#### Your instructions:
Your task is to output the data exactly as it stands.

#### Data in this exercise:
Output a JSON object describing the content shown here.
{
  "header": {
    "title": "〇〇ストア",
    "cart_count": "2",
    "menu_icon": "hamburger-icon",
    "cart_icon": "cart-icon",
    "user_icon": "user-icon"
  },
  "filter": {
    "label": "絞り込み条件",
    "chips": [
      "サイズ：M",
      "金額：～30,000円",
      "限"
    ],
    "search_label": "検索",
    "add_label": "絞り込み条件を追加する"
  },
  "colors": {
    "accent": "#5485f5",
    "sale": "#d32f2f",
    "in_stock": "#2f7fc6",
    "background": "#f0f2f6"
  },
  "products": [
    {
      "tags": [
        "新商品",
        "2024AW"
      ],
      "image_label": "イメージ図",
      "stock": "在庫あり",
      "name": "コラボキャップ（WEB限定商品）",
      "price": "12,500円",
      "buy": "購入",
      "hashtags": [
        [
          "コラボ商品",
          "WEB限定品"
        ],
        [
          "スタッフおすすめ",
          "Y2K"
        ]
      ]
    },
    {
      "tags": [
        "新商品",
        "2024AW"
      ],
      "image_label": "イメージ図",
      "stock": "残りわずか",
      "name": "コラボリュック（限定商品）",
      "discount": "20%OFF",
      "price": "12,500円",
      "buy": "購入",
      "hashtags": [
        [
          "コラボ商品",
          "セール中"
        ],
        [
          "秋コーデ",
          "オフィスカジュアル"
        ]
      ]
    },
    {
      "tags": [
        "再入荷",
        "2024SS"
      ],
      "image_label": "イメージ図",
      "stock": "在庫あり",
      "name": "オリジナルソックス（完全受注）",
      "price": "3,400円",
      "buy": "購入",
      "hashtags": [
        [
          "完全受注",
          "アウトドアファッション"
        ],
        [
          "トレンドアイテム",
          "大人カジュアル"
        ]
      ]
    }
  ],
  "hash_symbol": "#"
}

#### Answer below:
Output a JSON object describing the content shown here.
{
  "header": {
    "title": "〇〇ストア",
    "cart_count": "2",
    "menu_icon": "hamburger-icon",
    "cart_icon": "cart-icon",
    "user_icon": "user-icon"
  },
  "filter": {
    "label": "絞り込み条件",
    "chips": [
      "サイズ：M",
      "金額：～30,000円",
      "限"
    ],
    "search_label": "検索",
    "add_label": "絞り込み条件を追加する"
  },
  "colors": {
    "accent": "#5485f5",
    "sale": "#d32f2f",
    "in_stock": "#2f7fc6",
    "background": "#f0f2f6"
  },
  "products": [
    {
      "tags": [
        "新商品",
        "2024AW"
      ],
      "image_label": "イメージ図",
      "stock": "在庫あり",
      "name": "コラボキャップ（WEB限定商品）",
      "price": "12,500円",
      "buy": "購入",
      "hashtags": [
        [
          "コラボ商品",
          "WEB限定品"
        ],
        [
          "スタッフおすすめ",
          "Y2K"
        ]
      ]
    },
    {
      "tags": [
        "新商品",
        "2024AW"
      ],
      "image_label": "イメージ図",
      "stock": "残りわずか",
      "name": "コラボリュック（限定商品）",
      "discount": "20%OFF",
      "price": "12,500円",
      "buy": "購入",
      "hashtags": [
        [
          "コラボ商品",
          "セール中"
        ],
        [
          "秋コーデ",
          "オフィスカジュアル"
        ]
      ]
    },
    {
      "tags": [
        "再入荷",
        "2024SS"
      ],
      "image_label": "イメージ図",
      "stock": "在庫あり",
      "name": "オリジナルソックス（完全受注）",
      "price": "3,400円",
      "buy": "購入",
      "hashtags": [
        [
          "完全受注",
          "アウトドアファッション"
        ],
        [
          "トレンドアイテム",
          "大人カジュアル"
        ]
      ]
    }
  ],
  "hash_symbol": "#"
}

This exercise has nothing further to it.